---------- INFORMATION ----------
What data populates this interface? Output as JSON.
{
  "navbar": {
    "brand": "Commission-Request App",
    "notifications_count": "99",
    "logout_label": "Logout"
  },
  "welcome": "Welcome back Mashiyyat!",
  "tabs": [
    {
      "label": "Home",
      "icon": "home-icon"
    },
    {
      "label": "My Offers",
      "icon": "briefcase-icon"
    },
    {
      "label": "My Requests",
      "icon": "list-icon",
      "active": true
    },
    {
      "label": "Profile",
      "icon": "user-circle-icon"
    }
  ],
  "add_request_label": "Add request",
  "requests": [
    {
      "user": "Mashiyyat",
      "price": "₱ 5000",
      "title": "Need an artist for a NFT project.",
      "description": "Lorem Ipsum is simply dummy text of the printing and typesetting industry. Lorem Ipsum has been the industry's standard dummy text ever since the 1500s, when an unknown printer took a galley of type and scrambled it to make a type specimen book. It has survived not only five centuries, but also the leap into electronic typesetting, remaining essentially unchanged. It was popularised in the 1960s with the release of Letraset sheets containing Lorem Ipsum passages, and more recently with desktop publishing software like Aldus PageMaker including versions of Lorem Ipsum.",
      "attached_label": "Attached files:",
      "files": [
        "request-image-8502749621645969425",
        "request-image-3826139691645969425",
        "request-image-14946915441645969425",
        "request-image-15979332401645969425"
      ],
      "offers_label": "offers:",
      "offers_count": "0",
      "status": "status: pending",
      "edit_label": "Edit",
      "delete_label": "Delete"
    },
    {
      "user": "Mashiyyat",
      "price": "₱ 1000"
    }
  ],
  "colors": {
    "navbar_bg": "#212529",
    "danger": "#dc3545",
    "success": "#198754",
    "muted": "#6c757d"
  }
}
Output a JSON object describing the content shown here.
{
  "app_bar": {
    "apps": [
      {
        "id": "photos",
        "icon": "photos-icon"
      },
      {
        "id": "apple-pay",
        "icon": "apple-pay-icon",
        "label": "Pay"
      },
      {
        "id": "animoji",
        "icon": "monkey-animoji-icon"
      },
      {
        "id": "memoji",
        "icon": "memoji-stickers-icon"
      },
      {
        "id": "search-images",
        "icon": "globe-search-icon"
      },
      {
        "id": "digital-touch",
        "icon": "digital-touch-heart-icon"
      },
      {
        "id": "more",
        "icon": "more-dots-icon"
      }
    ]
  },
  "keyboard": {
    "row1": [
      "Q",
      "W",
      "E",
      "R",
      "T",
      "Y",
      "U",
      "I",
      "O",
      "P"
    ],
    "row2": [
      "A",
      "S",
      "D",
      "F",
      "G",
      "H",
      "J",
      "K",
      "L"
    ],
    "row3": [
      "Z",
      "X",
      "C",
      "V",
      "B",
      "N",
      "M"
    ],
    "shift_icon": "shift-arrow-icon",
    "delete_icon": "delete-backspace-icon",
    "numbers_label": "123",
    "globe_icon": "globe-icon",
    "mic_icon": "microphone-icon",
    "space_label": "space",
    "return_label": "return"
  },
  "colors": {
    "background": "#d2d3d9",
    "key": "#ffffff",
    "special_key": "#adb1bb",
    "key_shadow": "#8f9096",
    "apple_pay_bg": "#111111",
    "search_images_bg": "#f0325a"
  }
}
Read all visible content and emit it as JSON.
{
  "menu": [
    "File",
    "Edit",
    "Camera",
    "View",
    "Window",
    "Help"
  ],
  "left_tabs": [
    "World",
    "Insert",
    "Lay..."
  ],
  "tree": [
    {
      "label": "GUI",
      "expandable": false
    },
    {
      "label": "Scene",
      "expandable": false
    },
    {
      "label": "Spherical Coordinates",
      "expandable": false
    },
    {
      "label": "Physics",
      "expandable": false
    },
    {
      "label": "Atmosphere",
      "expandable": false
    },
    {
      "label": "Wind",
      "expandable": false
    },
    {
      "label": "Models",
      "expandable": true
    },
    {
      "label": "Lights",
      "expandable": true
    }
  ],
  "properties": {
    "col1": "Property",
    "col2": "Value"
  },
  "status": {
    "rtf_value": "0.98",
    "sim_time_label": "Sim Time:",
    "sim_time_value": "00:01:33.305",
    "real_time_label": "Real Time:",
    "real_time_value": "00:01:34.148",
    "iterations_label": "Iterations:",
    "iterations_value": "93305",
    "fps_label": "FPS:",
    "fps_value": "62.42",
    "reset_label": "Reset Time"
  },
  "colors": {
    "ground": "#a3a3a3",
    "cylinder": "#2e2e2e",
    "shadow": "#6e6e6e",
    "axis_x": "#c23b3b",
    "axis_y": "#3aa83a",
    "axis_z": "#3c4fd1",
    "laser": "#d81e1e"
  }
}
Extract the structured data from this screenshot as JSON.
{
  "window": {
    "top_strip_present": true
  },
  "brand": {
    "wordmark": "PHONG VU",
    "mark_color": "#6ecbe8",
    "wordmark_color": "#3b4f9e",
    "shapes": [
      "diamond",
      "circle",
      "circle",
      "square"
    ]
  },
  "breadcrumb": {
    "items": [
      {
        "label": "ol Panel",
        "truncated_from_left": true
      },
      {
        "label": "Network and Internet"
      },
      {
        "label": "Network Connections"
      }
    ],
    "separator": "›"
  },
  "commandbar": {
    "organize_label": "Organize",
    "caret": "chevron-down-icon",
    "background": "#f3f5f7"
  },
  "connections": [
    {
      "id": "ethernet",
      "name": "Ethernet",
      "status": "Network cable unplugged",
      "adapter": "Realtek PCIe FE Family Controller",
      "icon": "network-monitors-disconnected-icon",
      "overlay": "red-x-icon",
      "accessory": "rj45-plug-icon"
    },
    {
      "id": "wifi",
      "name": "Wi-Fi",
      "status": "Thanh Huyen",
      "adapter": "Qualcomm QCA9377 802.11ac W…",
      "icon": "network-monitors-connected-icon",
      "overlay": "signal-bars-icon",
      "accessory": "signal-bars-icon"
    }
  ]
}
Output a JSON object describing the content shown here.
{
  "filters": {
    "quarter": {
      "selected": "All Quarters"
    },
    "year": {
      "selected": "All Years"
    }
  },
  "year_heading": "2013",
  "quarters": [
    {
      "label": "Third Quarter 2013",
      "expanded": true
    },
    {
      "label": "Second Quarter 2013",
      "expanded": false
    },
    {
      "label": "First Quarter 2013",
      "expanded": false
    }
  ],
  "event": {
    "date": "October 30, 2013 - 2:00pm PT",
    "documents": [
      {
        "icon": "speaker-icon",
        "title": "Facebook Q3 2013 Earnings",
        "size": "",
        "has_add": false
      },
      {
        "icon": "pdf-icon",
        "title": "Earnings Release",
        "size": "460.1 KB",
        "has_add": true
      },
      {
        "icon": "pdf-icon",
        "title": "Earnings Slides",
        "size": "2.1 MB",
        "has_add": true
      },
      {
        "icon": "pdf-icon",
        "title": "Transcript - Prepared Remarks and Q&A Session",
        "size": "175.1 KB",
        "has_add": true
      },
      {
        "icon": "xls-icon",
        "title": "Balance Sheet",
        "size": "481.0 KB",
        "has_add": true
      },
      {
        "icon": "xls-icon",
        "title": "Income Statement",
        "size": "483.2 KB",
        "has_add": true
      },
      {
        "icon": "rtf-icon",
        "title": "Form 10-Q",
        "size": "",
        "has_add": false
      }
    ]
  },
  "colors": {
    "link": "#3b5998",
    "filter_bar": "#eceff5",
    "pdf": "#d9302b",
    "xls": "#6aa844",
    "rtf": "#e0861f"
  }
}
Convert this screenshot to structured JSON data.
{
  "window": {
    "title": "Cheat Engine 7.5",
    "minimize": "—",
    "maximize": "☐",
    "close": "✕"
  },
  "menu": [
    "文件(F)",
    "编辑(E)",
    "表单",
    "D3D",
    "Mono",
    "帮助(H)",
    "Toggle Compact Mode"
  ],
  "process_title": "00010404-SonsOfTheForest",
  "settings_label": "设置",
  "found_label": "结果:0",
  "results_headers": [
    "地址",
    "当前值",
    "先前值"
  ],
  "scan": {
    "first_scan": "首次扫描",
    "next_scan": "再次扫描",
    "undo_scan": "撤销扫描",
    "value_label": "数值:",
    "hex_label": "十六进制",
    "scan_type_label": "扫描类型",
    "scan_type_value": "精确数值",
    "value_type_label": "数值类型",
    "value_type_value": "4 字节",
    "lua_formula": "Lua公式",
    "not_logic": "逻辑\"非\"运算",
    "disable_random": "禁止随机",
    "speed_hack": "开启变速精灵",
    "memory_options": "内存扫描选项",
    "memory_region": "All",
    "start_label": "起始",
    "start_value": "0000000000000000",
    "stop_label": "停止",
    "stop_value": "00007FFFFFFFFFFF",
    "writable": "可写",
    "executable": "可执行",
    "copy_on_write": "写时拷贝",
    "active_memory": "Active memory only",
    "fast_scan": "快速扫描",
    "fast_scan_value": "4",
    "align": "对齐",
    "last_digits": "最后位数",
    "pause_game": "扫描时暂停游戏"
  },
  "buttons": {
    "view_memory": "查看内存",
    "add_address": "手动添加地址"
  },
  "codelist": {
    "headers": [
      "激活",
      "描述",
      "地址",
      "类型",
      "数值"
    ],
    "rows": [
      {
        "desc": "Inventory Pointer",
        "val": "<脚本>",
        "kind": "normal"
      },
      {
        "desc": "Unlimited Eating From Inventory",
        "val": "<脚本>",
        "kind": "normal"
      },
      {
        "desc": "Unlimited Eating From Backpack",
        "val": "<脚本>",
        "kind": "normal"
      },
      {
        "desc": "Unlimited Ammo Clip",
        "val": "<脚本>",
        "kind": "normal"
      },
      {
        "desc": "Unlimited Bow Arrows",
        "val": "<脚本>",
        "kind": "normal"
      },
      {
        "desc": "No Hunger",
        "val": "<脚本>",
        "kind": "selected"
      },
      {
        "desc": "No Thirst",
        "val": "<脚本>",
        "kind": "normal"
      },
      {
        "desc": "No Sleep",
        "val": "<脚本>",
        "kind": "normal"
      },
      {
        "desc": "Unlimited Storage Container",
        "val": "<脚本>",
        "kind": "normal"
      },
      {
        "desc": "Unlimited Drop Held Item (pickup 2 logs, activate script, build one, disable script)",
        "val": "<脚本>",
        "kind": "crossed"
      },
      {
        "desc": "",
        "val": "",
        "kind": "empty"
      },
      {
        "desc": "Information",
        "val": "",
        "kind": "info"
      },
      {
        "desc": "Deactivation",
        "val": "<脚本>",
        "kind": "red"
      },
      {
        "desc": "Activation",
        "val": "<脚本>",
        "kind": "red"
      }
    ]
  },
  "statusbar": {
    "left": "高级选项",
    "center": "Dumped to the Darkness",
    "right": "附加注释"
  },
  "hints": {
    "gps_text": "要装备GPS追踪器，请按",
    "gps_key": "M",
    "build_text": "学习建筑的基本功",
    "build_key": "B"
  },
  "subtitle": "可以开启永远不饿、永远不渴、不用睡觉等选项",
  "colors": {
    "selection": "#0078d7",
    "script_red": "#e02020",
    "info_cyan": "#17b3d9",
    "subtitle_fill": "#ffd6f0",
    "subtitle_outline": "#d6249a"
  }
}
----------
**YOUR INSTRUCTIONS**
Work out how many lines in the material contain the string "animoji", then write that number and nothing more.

**RESULT FOR THIS TASK**
2